Task item ::
Line by line, please look for the word "Keyboard" in the following records, then copy each line you find it in.

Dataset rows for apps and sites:

*****

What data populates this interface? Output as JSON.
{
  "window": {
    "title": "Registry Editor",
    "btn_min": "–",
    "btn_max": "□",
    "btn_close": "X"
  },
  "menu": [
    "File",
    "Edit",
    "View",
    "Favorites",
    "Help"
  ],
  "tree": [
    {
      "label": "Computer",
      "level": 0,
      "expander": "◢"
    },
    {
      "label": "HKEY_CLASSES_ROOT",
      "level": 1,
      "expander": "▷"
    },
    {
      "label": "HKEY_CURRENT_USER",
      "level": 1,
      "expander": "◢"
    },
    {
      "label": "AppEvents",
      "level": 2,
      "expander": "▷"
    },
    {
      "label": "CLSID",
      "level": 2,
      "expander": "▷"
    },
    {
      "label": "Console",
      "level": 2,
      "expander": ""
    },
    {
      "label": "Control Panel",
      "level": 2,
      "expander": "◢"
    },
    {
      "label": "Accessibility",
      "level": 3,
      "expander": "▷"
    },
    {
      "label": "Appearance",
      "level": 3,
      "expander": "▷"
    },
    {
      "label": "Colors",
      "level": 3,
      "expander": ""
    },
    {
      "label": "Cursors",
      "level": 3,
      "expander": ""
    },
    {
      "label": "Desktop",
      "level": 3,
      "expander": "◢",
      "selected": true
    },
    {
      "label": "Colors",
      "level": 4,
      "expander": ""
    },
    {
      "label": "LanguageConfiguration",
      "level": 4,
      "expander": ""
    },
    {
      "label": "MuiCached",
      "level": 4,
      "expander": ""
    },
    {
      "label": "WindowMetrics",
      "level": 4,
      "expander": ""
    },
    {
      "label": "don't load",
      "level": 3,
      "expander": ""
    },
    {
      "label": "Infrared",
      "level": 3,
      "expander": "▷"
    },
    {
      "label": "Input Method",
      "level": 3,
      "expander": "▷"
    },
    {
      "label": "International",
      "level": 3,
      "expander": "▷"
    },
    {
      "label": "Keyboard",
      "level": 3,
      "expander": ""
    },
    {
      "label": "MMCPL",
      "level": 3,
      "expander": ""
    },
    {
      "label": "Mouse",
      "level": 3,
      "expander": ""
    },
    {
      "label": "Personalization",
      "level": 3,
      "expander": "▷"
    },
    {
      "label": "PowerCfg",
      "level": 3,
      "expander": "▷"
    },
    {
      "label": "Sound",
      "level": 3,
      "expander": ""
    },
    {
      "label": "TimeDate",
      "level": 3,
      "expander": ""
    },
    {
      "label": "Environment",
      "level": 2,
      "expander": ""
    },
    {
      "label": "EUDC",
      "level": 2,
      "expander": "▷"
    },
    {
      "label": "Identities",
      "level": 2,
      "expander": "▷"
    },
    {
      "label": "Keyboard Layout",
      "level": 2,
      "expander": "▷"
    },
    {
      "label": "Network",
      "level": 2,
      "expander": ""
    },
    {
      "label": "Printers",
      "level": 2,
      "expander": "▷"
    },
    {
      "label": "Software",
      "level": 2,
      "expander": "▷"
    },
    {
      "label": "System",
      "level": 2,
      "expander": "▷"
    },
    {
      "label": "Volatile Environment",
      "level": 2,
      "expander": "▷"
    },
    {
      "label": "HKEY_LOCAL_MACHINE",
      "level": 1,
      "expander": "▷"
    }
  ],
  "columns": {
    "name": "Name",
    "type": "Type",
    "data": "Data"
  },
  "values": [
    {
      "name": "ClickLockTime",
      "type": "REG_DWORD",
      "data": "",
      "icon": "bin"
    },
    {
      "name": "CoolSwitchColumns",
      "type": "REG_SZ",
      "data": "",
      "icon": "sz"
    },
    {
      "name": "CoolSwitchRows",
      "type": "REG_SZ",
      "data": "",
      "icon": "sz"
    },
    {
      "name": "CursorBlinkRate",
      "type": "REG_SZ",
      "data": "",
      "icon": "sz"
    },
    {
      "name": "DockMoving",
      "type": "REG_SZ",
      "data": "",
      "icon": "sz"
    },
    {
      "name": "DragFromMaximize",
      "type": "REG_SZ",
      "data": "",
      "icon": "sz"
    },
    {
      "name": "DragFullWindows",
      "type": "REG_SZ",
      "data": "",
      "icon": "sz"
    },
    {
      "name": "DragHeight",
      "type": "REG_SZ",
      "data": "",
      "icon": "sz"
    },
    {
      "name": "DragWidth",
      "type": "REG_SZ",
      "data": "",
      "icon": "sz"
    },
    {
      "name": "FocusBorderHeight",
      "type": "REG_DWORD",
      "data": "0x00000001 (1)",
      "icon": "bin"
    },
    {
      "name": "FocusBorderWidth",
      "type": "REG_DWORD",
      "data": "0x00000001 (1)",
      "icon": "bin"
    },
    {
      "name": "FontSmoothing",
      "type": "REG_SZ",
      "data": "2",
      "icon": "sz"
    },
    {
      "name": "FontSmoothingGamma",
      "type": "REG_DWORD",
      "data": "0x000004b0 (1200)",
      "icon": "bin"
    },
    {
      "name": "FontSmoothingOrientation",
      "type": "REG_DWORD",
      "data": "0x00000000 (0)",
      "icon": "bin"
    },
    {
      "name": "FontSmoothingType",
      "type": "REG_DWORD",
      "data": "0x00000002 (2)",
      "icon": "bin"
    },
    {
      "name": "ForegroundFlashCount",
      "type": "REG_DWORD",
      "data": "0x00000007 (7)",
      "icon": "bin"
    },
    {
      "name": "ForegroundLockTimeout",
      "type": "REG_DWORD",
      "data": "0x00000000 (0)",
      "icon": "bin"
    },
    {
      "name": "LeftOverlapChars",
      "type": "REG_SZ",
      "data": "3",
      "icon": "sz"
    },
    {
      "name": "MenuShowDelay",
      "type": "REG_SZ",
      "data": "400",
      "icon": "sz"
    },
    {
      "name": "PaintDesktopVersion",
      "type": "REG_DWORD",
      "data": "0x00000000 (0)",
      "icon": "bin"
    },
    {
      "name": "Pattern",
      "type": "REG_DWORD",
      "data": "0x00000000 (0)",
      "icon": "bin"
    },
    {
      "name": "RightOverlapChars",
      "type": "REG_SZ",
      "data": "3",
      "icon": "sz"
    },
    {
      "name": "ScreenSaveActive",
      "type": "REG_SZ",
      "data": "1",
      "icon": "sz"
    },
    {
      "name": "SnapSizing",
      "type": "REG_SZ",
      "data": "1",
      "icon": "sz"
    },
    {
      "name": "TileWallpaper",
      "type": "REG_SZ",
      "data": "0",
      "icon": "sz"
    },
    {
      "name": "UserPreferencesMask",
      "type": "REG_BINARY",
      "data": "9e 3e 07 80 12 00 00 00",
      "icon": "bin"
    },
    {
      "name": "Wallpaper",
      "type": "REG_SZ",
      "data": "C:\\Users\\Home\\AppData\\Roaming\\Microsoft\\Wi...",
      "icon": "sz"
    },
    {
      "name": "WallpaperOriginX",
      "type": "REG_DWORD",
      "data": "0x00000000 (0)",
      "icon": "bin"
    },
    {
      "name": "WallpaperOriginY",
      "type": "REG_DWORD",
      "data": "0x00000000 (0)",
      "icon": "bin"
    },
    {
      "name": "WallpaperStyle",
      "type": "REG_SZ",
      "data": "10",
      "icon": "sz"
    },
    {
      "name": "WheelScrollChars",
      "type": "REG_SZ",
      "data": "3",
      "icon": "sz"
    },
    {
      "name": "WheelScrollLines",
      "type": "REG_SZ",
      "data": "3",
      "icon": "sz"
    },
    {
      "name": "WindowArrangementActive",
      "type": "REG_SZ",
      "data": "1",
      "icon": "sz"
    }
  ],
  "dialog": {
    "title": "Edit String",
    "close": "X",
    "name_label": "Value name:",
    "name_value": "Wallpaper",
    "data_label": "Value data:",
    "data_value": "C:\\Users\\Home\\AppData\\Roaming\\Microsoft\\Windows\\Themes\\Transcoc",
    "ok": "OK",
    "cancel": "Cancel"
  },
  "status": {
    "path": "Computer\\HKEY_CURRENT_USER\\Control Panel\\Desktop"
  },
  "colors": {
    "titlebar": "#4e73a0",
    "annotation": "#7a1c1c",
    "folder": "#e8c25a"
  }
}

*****

Finished exercise ::
      "label": "Keyboard",
      "label": "Keyboard Layout",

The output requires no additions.